If you have close family members and friends, you may want to pass some of your prosperity onto those who matter most to you. By creating a comprehensive estate plan, you leave no doubt about which of your loved ones you want to receive your assets.
You always have the option of gifting cash or other assets to anyone, of course. If you have a relative who has a disability or other special needs, though, you have an additional matter to consider. Specifically, you must investigate whether your gift may make your loved one ineligible for public benefits.
Public benefits have income limits
According to the U.S. Bureau of Labor Statistics, approximately 20% of American families receive financial assistance through one or more means-tested public programs. To qualify for these programs, a person must prove he or she has limited income and assets.
Simply put, acquiring new wealth may force a recipient over the income threshold, resulting in his or her loss of government aid.
Your gift may do more harm than good
While a small gift is not likely to make much difference, giving your loved one too much may do more harm than good.
Remember, the income limits for Supplemental Security Income, Medicaid and many other means-tested government programs are almost unconscionably low.
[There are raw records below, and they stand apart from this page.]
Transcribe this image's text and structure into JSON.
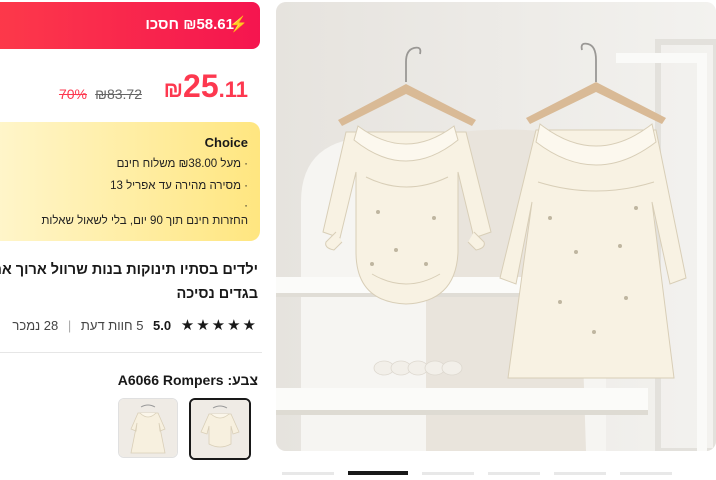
{
  "save_bar": {
    "text": "₪58.61 חסכו",
    "icon": "lightning-icon",
    "color": "#fd384f"
  },
  "price": {
    "currency": "₪",
    "integer": "25",
    "decimal": ".11",
    "original": "₪83.72",
    "discount": "70%"
  },
  "choice": {
    "title": "Choice",
    "line1": "· מעל ₪38.00 משלוח חינם",
    "line2": "· מסירה מהירה עד אפריל 13",
    "line3": "·",
    "line4": "החזרות חינם תוך 90 יום, בלי לשאול שאלות"
  },
  "product": {
    "title_line1": "ילדים בסתיו תינוקות בנות שרוול ארוך אחיות",
    "title_line2": "בגדים נסיכה"
  },
  "rating": {
    "stars": "★★★★★",
    "score": "5.0",
    "reviews": "5 חוות דעת",
    "separator": "|",
    "sold": "28 נמכר"
  },
  "variant": {
    "label": "צבע: A6066 Rompers"
  },
  "images": {
    "main_alt": "cream baby romper and dress on hangers",
    "thumb1": "Rompers",
    "thumb2": "Dress"
  }
}
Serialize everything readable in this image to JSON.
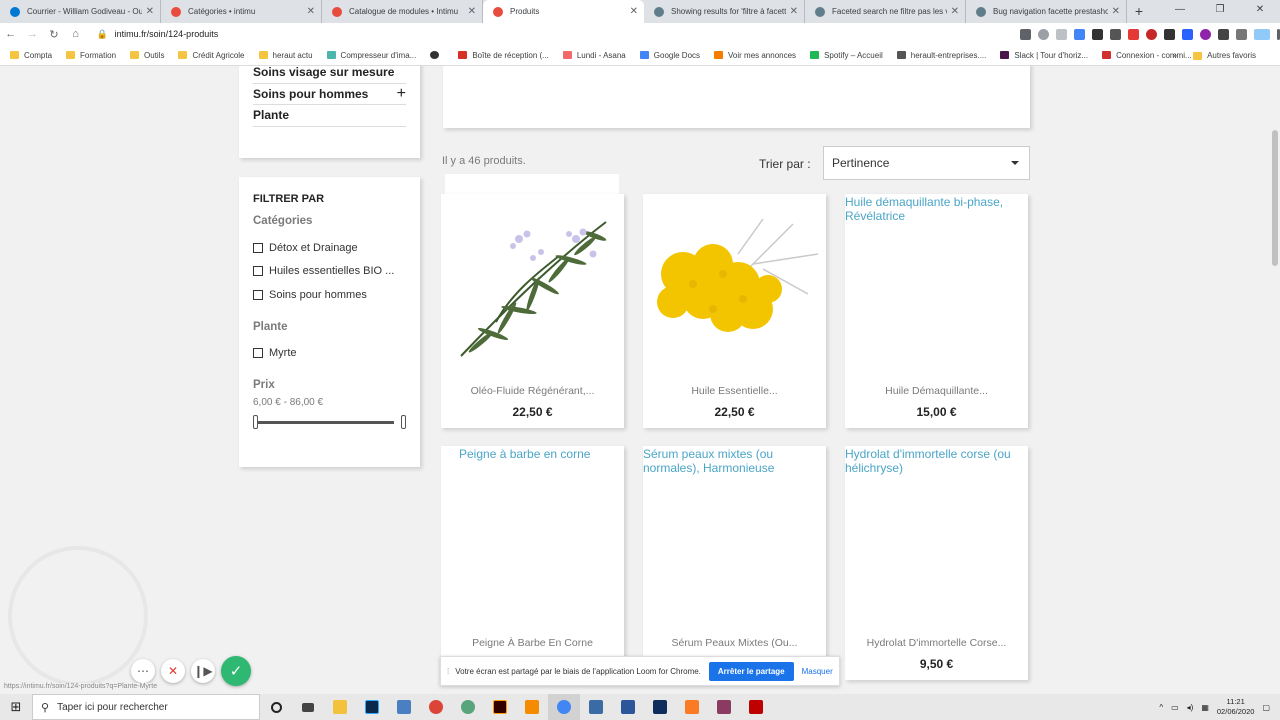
{
  "browser": {
    "tabs": [
      {
        "title": "Courrier - William Godiveau - Ou",
        "color": "#0078d4"
      },
      {
        "title": "Catégories • intimu",
        "color": "#e74c3c"
      },
      {
        "title": "Catalogue de modules • Intimu",
        "color": "#e74c3c"
      },
      {
        "title": "Produits",
        "color": "#e74c3c"
      },
      {
        "title": "Showing results for 'filtre à facett",
        "color": "#607d8b"
      },
      {
        "title": "Faceted search ne filtre pas les var",
        "color": "#607d8b"
      },
      {
        "title": "Bug navigation facette prestasho",
        "color": "#607d8b"
      }
    ],
    "active_tab": 3,
    "url": "intimu.fr/soin/124-produits",
    "bookmarks": [
      "Compta",
      "Formation",
      "Outils",
      "Crédit Agricole",
      "heraut actu",
      "Compresseur d'ima...",
      "",
      "Boîte de réception (...",
      "Lundi - Asana",
      "Google Docs",
      "Voir mes annonces",
      "Spotify – Accueil",
      "herault-entreprises....",
      "Slack | Tour d'horiz...",
      "Connexion - commi..."
    ],
    "bookmarks_more": "»",
    "other_bookmarks": "Autres favoris"
  },
  "categories": [
    "Soins visage sur mesure",
    "Soins pour hommes",
    "Plante"
  ],
  "filters": {
    "heading": "FILTRER PAR",
    "groups": [
      {
        "title": "Catégories",
        "options": [
          "Détox et Drainage",
          "Huiles essentielles BIO ...",
          "Soins pour hommes"
        ]
      },
      {
        "title": "Plante",
        "options": [
          "Myrte"
        ]
      }
    ],
    "price": {
      "title": "Prix",
      "range": "6,00 € - 86,00 €"
    }
  },
  "listing": {
    "count_text": "Il y a 46 produits.",
    "sort_label": "Trier par :",
    "sort_value": "Pertinence"
  },
  "products": [
    {
      "name": "Oléo-Fluide Régénérant,...",
      "price": "22,50 €",
      "image_alt": ""
    },
    {
      "name": "Huile Essentielle...",
      "price": "22,50 €",
      "image_alt": ""
    },
    {
      "name": "Huile Démaquillante...",
      "price": "15,00 €",
      "image_alt": "Huile démaquillante bi-phase, Révélatrice"
    },
    {
      "name": "Peigne À Barbe En Corne",
      "price": "",
      "image_alt": "Peigne à barbe en corne"
    },
    {
      "name": "Sérum Peaux Mixtes (Ou...",
      "price": "",
      "image_alt": "Sérum peaux mixtes (ou normales), Harmonieuse"
    },
    {
      "name": "Hydrolat D'immortelle Corse...",
      "price": "9,50 €",
      "image_alt": "Hydrolat d'immortelle corse (ou hélichryse)"
    }
  ],
  "loom": {
    "message": "Votre écran est partagé par le biais de l'application Loom for Chrome.",
    "stop": "Arrêter le partage",
    "hide": "Masquer"
  },
  "status_url": "https://intimu.fr/soin/124-produits?q=Plante-Myrte",
  "taskbar": {
    "search_placeholder": "Taper ici pour rechercher",
    "time": "11:21",
    "date": "02/06/2020"
  }
}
Before you give cash or other assets to a person who either receives or intends to receive government benefits, you should familiarize yourself with the income limits for specific programs.
Ultimately, you may need to set up a special needs trust or use other estate planning tools to ensure your loved one continues to qualify for financial assistance after receiving your generous gift.